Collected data
--*--

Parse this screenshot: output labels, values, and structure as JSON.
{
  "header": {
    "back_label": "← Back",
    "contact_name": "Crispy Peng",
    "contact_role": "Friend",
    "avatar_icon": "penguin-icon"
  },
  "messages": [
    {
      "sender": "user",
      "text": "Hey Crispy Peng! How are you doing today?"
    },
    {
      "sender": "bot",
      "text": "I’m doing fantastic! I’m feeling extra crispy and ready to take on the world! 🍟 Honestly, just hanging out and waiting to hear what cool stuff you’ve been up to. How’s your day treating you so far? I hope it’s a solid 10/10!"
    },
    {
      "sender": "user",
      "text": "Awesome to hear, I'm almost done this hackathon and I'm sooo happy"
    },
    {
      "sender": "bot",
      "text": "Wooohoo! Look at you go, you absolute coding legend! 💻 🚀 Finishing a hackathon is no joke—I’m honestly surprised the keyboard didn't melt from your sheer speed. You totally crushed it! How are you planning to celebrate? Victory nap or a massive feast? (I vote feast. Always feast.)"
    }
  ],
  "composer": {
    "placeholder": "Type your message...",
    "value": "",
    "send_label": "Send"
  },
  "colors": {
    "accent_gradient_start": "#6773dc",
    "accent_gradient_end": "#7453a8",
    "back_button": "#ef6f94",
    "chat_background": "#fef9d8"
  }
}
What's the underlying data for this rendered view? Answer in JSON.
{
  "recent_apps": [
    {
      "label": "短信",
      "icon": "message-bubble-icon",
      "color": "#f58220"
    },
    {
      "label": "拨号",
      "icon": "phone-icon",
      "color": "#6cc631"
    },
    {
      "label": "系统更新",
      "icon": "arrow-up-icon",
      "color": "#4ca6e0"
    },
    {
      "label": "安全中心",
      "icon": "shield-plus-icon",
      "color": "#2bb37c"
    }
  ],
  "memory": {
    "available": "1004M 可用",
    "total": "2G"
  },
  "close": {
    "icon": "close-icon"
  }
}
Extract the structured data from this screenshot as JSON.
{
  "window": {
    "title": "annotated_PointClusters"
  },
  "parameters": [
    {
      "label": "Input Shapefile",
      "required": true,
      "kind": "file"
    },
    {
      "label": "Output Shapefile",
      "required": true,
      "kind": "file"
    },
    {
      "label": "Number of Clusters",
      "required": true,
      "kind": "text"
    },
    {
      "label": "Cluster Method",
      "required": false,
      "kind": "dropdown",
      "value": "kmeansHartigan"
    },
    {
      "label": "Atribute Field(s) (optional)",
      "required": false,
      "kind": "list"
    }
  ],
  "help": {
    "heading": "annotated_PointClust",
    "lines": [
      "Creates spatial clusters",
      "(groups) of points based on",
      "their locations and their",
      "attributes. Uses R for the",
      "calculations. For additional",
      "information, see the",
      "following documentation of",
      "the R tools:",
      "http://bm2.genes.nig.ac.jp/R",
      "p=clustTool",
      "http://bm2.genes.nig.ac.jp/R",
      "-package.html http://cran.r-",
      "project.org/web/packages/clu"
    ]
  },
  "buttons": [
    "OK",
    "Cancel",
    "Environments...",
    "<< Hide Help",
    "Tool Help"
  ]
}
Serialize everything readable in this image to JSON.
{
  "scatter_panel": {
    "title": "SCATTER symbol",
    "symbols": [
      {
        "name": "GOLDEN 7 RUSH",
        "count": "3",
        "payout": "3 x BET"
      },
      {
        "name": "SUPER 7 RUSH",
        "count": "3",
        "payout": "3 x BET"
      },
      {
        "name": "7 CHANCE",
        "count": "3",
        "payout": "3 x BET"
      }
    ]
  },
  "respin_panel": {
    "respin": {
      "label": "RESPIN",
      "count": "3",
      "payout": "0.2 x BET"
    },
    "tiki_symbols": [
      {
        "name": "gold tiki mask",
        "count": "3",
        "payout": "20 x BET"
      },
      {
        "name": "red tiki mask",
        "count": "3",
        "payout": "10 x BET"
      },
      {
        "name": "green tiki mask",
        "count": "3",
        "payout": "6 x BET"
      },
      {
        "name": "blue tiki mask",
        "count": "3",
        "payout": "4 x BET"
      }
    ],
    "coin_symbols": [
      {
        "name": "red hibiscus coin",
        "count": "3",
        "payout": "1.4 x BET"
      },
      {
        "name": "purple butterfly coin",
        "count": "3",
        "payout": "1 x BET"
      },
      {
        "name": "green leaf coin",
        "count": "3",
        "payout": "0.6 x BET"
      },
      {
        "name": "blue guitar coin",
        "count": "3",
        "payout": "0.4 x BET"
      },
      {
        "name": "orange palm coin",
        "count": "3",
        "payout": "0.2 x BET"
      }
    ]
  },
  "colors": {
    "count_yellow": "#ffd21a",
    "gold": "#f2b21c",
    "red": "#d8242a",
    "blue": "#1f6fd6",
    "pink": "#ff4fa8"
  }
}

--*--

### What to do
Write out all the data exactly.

### Answer space
Parse this screenshot: output labels, values, and structure as JSON.
{
  "header": {
    "back_label": "← Back",
    "contact_name": "Crispy Peng",
    "contact_role": "Friend",
    "avatar_icon": "penguin-icon"
  },
  "messages": [
    {
      "sender": "user",
      "text": "Hey Crispy Peng! How are you doing today?"
    },
    {
      "sender": "bot",
      "text": "I’m doing fantastic! I’m feeling extra crispy and ready to take on the world! 🍟 Honestly, just hanging out and waiting to hear what cool stuff you’ve been up to. How’s your day treating you so far? I hope it’s a solid 10/10!"
    },
    {
      "sender": "user",
      "text": "Awesome to hear, I'm almost done this hackathon and I'm sooo happy"
    },
    {
      "sender": "bot",
      "text": "Wooohoo! Look at you go, you absolute coding legend! 💻 🚀 Finishing a hackathon is no joke—I’m honestly surprised the keyboard didn't melt from your sheer speed. You totally crushed it! How are you planning to celebrate? Victory nap or a massive feast? (I vote feast. Always feast.)"
    }
  ],
  "composer": {
    "placeholder": "Type your message...",
    "value": "",
    "send_label": "Send"
  },
  "colors": {
    "accent_gradient_start": "#6773dc",
    "accent_gradient_end": "#7453a8",
    "back_button": "#ef6f94",
    "chat_background": "#fef9d8"
  }
}
What's the underlying data for this rendered view? Answer in JSON.
{
  "recent_apps": [
    {
      "label": "短信",
      "icon": "message-bubble-icon",
      "color": "#f58220"
    },
    {
      "label": "拨号",
      "icon": "phone-icon",
      "color": "#6cc631"
    },
    {
      "label": "系统更新",
      "icon": "arrow-up-icon",
      "color": "#4ca6e0"
    },
    {
      "label": "安全中心",
      "icon": "shield-plus-icon",
      "color": "#2bb37c"
    }
  ],
  "memory": {
    "available": "1004M 可用",
    "total": "2G"
  },
  "close": {
    "icon": "close-icon"
  }
}
Extract the structured data from this screenshot as JSON.
{
  "window": {
    "title": "annotated_PointClusters"
  },
  "parameters": [
    {
      "label": "Input Shapefile",
      "required": true,
      "kind": "file"
    },
    {
      "label": "Output Shapefile",
      "required": true,
      "kind": "file"
    },
    {
      "label": "Number of Clusters",
      "required": true,
      "kind": "text"
    },
    {
      "label": "Cluster Method",
      "required": false,
      "kind": "dropdown",
      "value": "kmeansHartigan"
    },
    {
      "label": "Atribute Field(s) (optional)",
      "required": false,
      "kind": "list"
    }
  ],
  "help": {
    "heading": "annotated_PointClust",
    "lines": [
      "Creates spatial clusters",
      "(groups) of points based on",
      "their locations and their",
      "attributes. Uses R for the",
      "calculations. For additional",
      "information, see the",
      "following documentation of",
      "the R tools:",
      "http://bm2.genes.nig.ac.jp/R",
      "p=clustTool",
      "http://bm2.genes.nig.ac.jp/R",
      "-package.html http://cran.r-",
      "project.org/web/packages/clu"
    ]
  },
  "buttons": [
    "OK",
    "Cancel",
    "Environments...",
    "<< Hide Help",
    "Tool Help"
  ]
}
Serialize everything readable in this image to JSON.
{
  "scatter_panel": {
    "title": "SCATTER symbol",
    "symbols": [
      {
        "name": "GOLDEN 7 RUSH",
        "count": "3",
        "payout": "3 x BET"
      },
      {
        "name": "SUPER 7 RUSH",
        "count": "3",
        "payout": "3 x BET"
      },
      {
        "name": "7 CHANCE",
        "count": "3",
        "payout": "3 x BET"
      }
    ]
  },
  "respin_panel": {
    "respin": {
      "label": "RESPIN",
      "count": "3",
      "payout": "0.2 x BET"
    },
    "tiki_symbols": [
      {
        "name": "gold tiki mask",
        "count": "3",
        "payout": "20 x BET"
      },
      {
        "name": "red tiki mask",
        "count": "3",
        "payout": "10 x BET"
      },
      {
        "name": "green tiki mask",
        "count": "3",
        "payout": "6 x BET"
      },
      {
        "name": "blue tiki mask",
        "count": "3",
        "payout": "4 x BET"
      }
    ],
    "coin_symbols": [
      {
        "name": "red hibiscus coin",
        "count": "3",
        "payout": "1.4 x BET"
      },
      {
        "name": "purple butterfly coin",
        "count": "3",
        "payout": "1 x BET"
      },
      {
        "name": "green leaf coin",
        "count": "3",
        "payout": "0.6 x BET"
      },
      {
        "name": "blue guitar coin",
        "count": "3",
        "payout": "0.4 x BET"
      },
      {
        "name": "orange palm coin",
        "count": "3",
        "payout": "0.2 x BET"
      }
    ]
  },
  "colors": {
    "count_yellow": "#ffd21a",
    "gold": "#f2b21c",
    "red": "#d8242a",
    "blue": "#1f6fd6",
    "pink": "#ff4fa8"
  }
}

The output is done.